WHAT YOU NEED TO DO → Where a line of the records holds the string "statut", copy that line.

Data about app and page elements
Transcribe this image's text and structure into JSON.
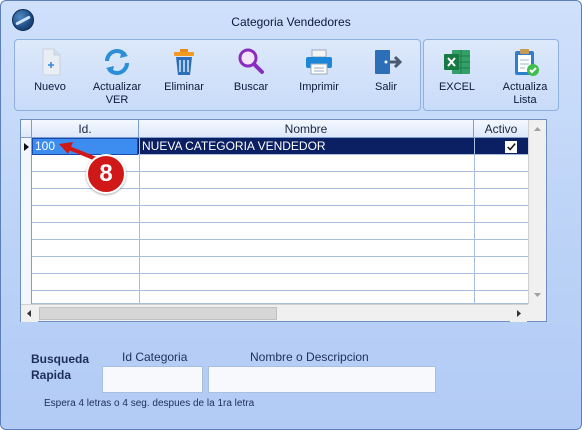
{
  "window": {
    "title": "Categoria Vendedores"
  },
  "toolbar": {
    "buttons": [
      {
        "label": "Nuevo",
        "icon": "new-document-icon"
      },
      {
        "label": "Actualizar VER",
        "icon": "refresh-icon"
      },
      {
        "label": "Eliminar",
        "icon": "trash-icon"
      },
      {
        "label": "Buscar",
        "icon": "magnifier-icon"
      },
      {
        "label": "Imprimir",
        "icon": "printer-icon"
      },
      {
        "label": "Salir",
        "icon": "exit-icon"
      }
    ],
    "export_buttons": [
      {
        "label": "EXCEL",
        "icon": "excel-icon"
      },
      {
        "label": "Actualiza Lista",
        "icon": "clipboard-check-icon"
      }
    ]
  },
  "grid": {
    "columns": [
      "Id.",
      "Nombre",
      "Activo"
    ],
    "rows": [
      {
        "id": "100",
        "nombre": "NUEVA CATEGORIA VENDEDOR",
        "activo": true
      }
    ]
  },
  "annotation": {
    "badge": "8"
  },
  "search": {
    "title_line1": "Busqueda",
    "title_line2": "Rapida",
    "id_label": "Id Categoria",
    "name_label": "Nombre o Descripcion",
    "id_value": "",
    "name_value": "",
    "hint": "Espera 4 letras o 4 seg. despues de la 1ra letra"
  },
  "colors": {
    "selected_row": "#0b1f63",
    "selected_cell": "#3d8df0",
    "badge": "#d01818"
  }
}
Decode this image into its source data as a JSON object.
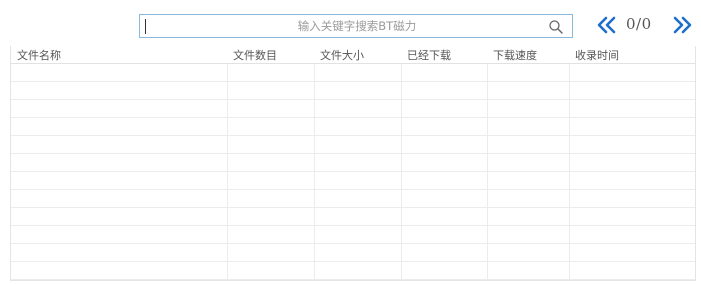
{
  "search": {
    "placeholder": "输入关键字搜索BT磁力",
    "value": ""
  },
  "pager": {
    "current": 0,
    "total": 0,
    "label": "0/0",
    "prev_icon": "double-chevron-left-icon",
    "next_icon": "double-chevron-right-icon"
  },
  "table": {
    "columns": [
      {
        "key": "name",
        "label": "文件名称"
      },
      {
        "key": "count",
        "label": "文件数目"
      },
      {
        "key": "size",
        "label": "文件大小"
      },
      {
        "key": "downloaded",
        "label": "已经下载"
      },
      {
        "key": "speed",
        "label": "下载速度"
      },
      {
        "key": "time",
        "label": "收录时间"
      }
    ],
    "rows": []
  },
  "colors": {
    "accent": "#1e6fc8",
    "search_border": "#8cb8dc",
    "grid_line": "#ececec",
    "text": "#555555"
  }
}
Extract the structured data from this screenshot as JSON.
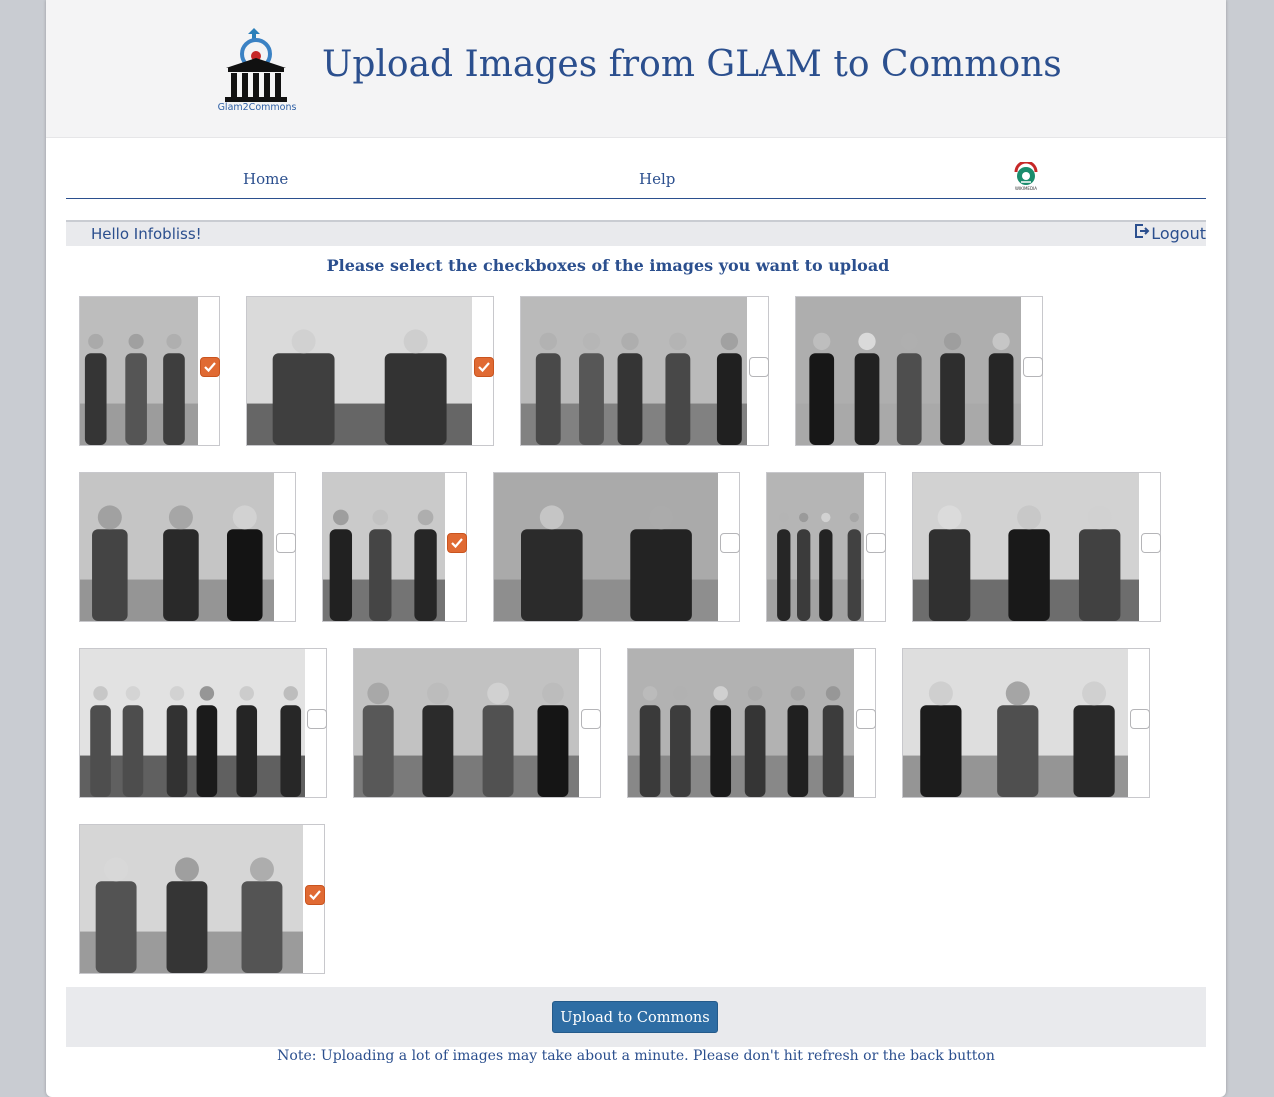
{
  "header": {
    "logo_text": "Glam2Commons",
    "title": "Upload Images from GLAM to Commons"
  },
  "nav": {
    "items": [
      {
        "label": "Home"
      },
      {
        "label": "Help"
      }
    ],
    "wikimedia_caption": "WIKIMEDIA"
  },
  "user": {
    "greeting": "Hello Infobliss!",
    "logout_label": "Logout"
  },
  "instructions": "Please select the checkboxes of the images you want to upload",
  "images": [
    {
      "checked": true
    },
    {
      "checked": true
    },
    {
      "checked": false
    },
    {
      "checked": false
    },
    {
      "checked": false
    },
    {
      "checked": true
    },
    {
      "checked": false
    },
    {
      "checked": false
    },
    {
      "checked": false
    },
    {
      "checked": false
    },
    {
      "checked": false
    },
    {
      "checked": false
    },
    {
      "checked": false
    },
    {
      "checked": true
    }
  ],
  "upload_button": "Upload to Commons",
  "note": "Note: Uploading a lot of images may take about a minute. Please don't hit refresh or the back button",
  "colors": {
    "accent": "#2b4f8e",
    "checked": "#e06a33",
    "button": "#2e6da4"
  }
}
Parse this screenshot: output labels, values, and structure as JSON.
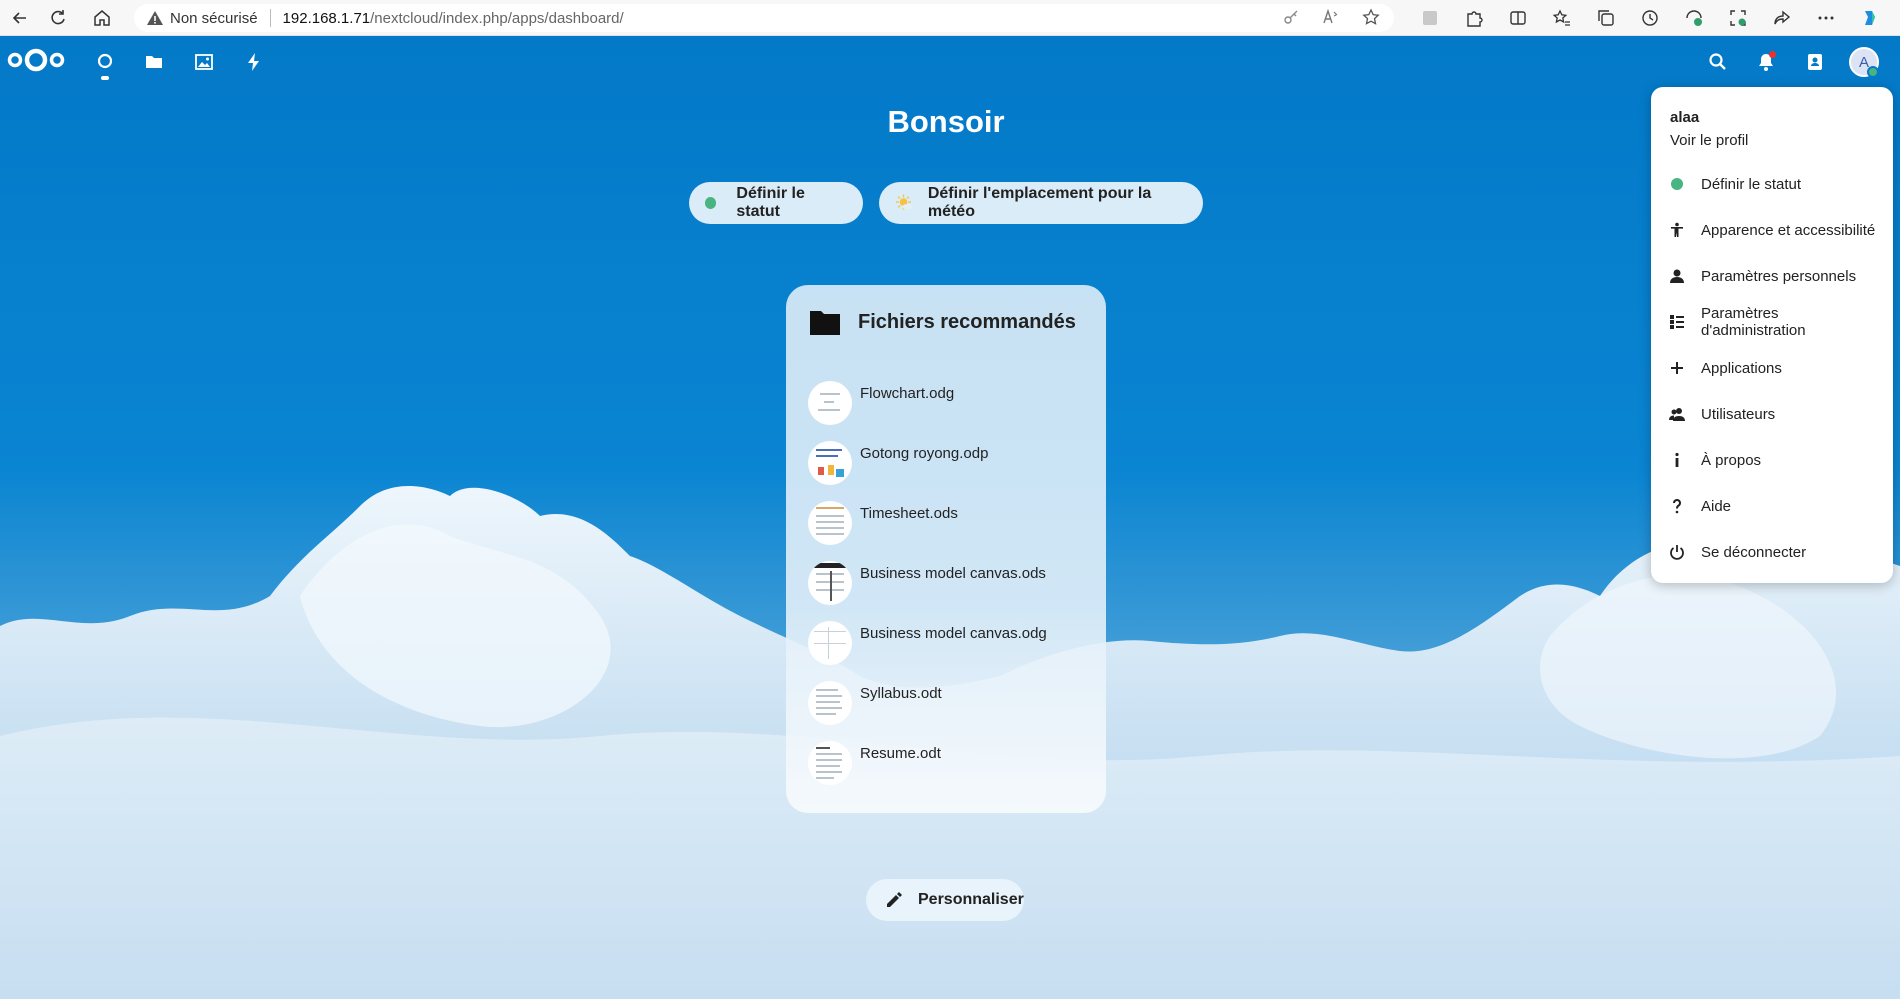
{
  "browser": {
    "security_label": "Non sécurisé",
    "url_host": "192.168.1.71",
    "url_path": "/nextcloud/index.php/apps/dashboard/"
  },
  "header": {
    "apps": [
      "dashboard-icon",
      "files-icon",
      "photos-icon",
      "activity-icon"
    ],
    "right_icons": [
      "search-icon",
      "notifications-icon",
      "contacts-icon"
    ],
    "avatar_initial": "A"
  },
  "dashboard": {
    "greeting": "Bonsoir",
    "status_button": "Définir le statut",
    "weather_button": "Définir l'emplacement pour la météo",
    "customize_button": "Personnaliser"
  },
  "widget": {
    "title": "Fichiers recommandés",
    "files": [
      {
        "name": "Flowchart.odg"
      },
      {
        "name": "Gotong royong.odp"
      },
      {
        "name": "Timesheet.ods"
      },
      {
        "name": "Business model canvas.ods"
      },
      {
        "name": "Business model canvas.odg"
      },
      {
        "name": "Syllabus.odt"
      },
      {
        "name": "Resume.odt"
      }
    ]
  },
  "user_menu": {
    "username": "alaa",
    "profile_link": "Voir le profil",
    "items": [
      {
        "label": "Définir le statut",
        "icon": "status-dot"
      },
      {
        "label": "Apparence et accessibilité",
        "icon": "accessibility-icon"
      },
      {
        "label": "Paramètres personnels",
        "icon": "user-icon"
      },
      {
        "label": "Paramètres d'administration",
        "icon": "admin-list-icon"
      },
      {
        "label": "Applications",
        "icon": "plus-icon"
      },
      {
        "label": "Utilisateurs",
        "icon": "users-icon"
      },
      {
        "label": "À propos",
        "icon": "info-icon"
      },
      {
        "label": "Aide",
        "icon": "help-icon"
      },
      {
        "label": "Se déconnecter",
        "icon": "power-icon"
      }
    ]
  },
  "colors": {
    "nextcloud_blue": "#0379c8",
    "status_green": "#49b382"
  }
}
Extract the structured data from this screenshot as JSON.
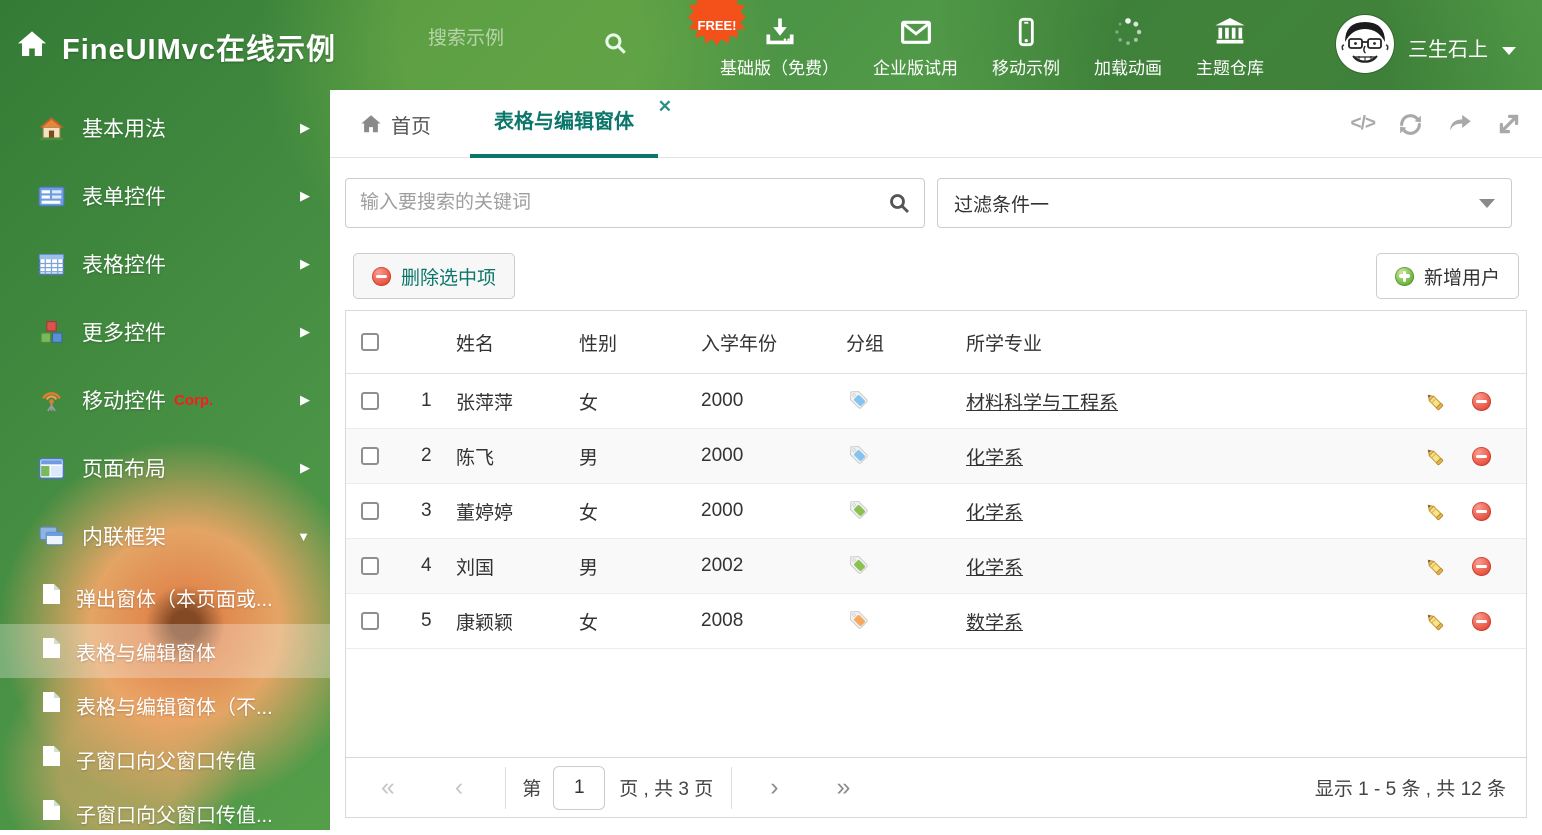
{
  "header": {
    "title": "FineUIMvc在线示例",
    "search_placeholder": "搜索示例",
    "free_badge": "FREE!",
    "nav_items": [
      {
        "icon": "download-icon",
        "label": "基础版（免费）"
      },
      {
        "icon": "envelope-icon",
        "label": "企业版试用"
      },
      {
        "icon": "phone-icon",
        "label": "移动示例"
      },
      {
        "icon": "spinner-icon",
        "label": "加载动画"
      },
      {
        "icon": "bank-icon",
        "label": "主题仓库"
      }
    ],
    "user_name": "三生石上"
  },
  "sidebar": {
    "items": [
      {
        "icon": "home-icon",
        "label": "基本用法"
      },
      {
        "icon": "form-icon",
        "label": "表单控件"
      },
      {
        "icon": "table-icon",
        "label": "表格控件"
      },
      {
        "icon": "cubes-icon",
        "label": "更多控件"
      },
      {
        "icon": "antenna-icon",
        "label": "移动控件",
        "badge": "Corp."
      },
      {
        "icon": "layout-icon",
        "label": "页面布局"
      },
      {
        "icon": "frames-icon",
        "label": "内联框架"
      }
    ],
    "subitems": [
      {
        "icon": "page-icon",
        "label": "弹出窗体（本页面或..."
      },
      {
        "icon": "page-icon",
        "label": "表格与编辑窗体",
        "active": true
      },
      {
        "icon": "page-icon",
        "label": "表格与编辑窗体（不..."
      },
      {
        "icon": "page-icon",
        "label": "子窗口向父窗口传值"
      },
      {
        "icon": "page-icon",
        "label": "子窗口向父窗口传值..."
      }
    ]
  },
  "tabs": {
    "home_label": "首页",
    "active_label": "表格与编辑窗体"
  },
  "filters": {
    "search_placeholder": "输入要搜索的关键词",
    "filter_value": "过滤条件一"
  },
  "toolbar": {
    "delete_label": "删除选中项",
    "add_label": "新增用户"
  },
  "table": {
    "columns": [
      "姓名",
      "性别",
      "入学年份",
      "分组",
      "所学专业"
    ],
    "rows": [
      {
        "num": "1",
        "name": "张萍萍",
        "gender": "女",
        "year": "2000",
        "tag_color": "blue",
        "major": "材料科学与工程系"
      },
      {
        "num": "2",
        "name": "陈飞",
        "gender": "男",
        "year": "2000",
        "tag_color": "blue",
        "major": "化学系"
      },
      {
        "num": "3",
        "name": "董婷婷",
        "gender": "女",
        "year": "2000",
        "tag_color": "green",
        "major": "化学系"
      },
      {
        "num": "4",
        "name": "刘国",
        "gender": "男",
        "year": "2002",
        "tag_color": "green",
        "major": "化学系"
      },
      {
        "num": "5",
        "name": "康颖颖",
        "gender": "女",
        "year": "2008",
        "tag_color": "orange",
        "major": "数学系"
      }
    ]
  },
  "pagination": {
    "page_prefix": "第",
    "current_page": "1",
    "page_suffix": "页 , 共 3 页",
    "summary": "显示 1 - 5 条 , 共 12 条"
  },
  "colors": {
    "accent_teal": "#0b766a",
    "badge_orange": "#f4501a",
    "tag_blue": "#85c4f0",
    "tag_green": "#8cc152",
    "tag_orange": "#f6a95c"
  }
}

TASK RESULT →
    "status_button": "Définir le statut",
        "label": "Définir le statut",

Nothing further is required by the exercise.